Data provided ::
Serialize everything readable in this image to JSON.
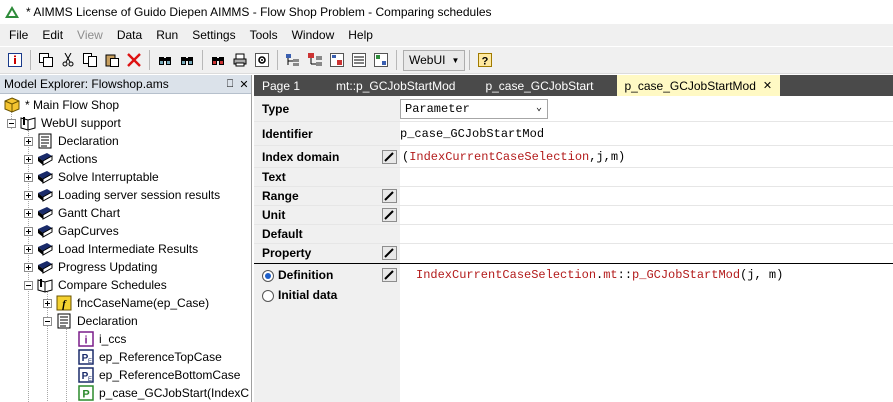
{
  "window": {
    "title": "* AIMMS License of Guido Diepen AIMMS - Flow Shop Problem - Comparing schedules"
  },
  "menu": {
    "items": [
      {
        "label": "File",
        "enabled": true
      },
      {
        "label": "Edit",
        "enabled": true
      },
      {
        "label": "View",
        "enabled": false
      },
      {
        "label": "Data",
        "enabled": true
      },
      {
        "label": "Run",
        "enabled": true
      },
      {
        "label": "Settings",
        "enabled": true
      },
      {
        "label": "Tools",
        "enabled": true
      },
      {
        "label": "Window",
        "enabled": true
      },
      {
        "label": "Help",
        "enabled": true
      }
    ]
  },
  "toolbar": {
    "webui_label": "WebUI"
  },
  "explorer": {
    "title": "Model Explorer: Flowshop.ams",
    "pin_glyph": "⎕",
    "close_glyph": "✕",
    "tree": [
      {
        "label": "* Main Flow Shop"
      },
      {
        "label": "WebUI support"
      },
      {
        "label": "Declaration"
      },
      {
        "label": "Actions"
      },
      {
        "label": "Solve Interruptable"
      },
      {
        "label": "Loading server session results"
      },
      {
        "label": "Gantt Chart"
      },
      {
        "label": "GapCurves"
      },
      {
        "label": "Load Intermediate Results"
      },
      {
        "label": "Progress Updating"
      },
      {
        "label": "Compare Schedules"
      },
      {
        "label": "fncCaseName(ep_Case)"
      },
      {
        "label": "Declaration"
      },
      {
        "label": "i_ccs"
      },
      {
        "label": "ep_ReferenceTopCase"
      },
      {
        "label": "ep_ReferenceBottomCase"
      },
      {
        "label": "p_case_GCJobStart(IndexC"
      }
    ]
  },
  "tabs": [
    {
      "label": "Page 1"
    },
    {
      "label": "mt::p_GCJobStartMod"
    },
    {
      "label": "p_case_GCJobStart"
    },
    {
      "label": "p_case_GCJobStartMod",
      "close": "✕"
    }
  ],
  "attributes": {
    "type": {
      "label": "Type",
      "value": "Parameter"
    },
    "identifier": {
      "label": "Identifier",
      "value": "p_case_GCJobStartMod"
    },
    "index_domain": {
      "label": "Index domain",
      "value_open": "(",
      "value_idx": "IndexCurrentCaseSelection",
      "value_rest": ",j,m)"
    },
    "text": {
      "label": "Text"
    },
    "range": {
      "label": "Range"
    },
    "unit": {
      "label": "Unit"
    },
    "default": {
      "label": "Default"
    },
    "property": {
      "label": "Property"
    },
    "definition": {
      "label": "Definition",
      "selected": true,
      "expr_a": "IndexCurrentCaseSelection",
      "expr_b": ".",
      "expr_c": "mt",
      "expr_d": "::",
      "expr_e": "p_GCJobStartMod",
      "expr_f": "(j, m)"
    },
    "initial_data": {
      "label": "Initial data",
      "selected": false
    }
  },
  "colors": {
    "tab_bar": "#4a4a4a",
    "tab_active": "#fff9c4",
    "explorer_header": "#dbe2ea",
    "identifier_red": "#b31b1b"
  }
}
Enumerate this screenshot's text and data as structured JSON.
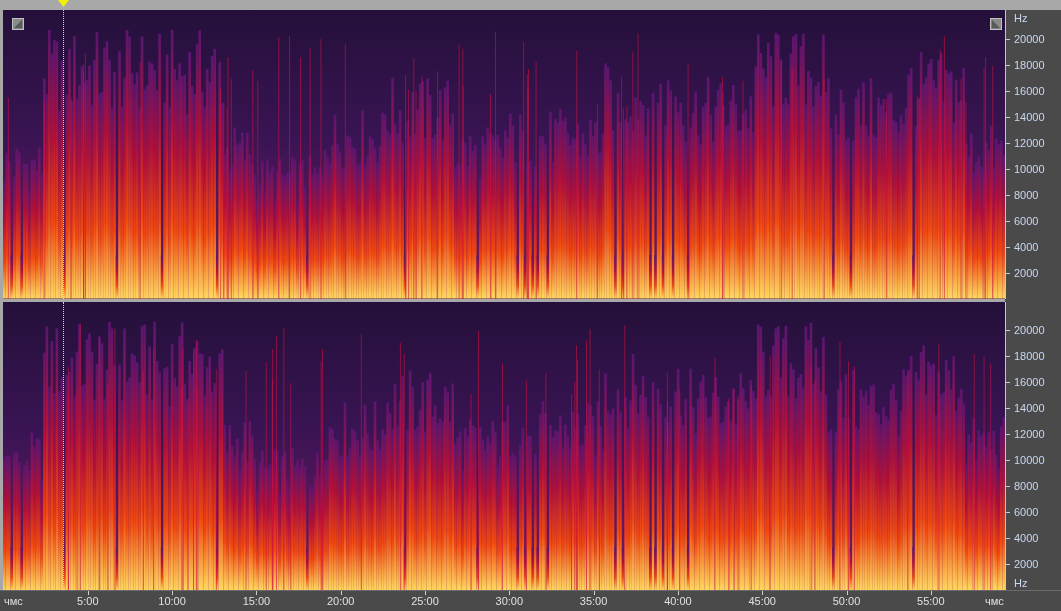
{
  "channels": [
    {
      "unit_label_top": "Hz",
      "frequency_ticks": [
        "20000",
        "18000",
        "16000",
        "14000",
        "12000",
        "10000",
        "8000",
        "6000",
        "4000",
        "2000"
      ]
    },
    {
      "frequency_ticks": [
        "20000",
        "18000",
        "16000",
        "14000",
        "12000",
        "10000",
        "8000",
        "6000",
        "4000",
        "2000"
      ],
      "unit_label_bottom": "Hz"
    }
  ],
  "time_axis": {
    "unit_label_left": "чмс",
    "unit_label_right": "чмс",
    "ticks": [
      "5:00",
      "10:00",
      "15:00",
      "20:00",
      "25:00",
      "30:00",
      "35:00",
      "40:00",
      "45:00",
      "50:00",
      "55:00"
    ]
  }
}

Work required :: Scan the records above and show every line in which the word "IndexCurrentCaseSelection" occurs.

Completed task ::
      "value_idx": "IndexCurrentCaseSelection",
      "expr_a": "IndexCurrentCaseSelection",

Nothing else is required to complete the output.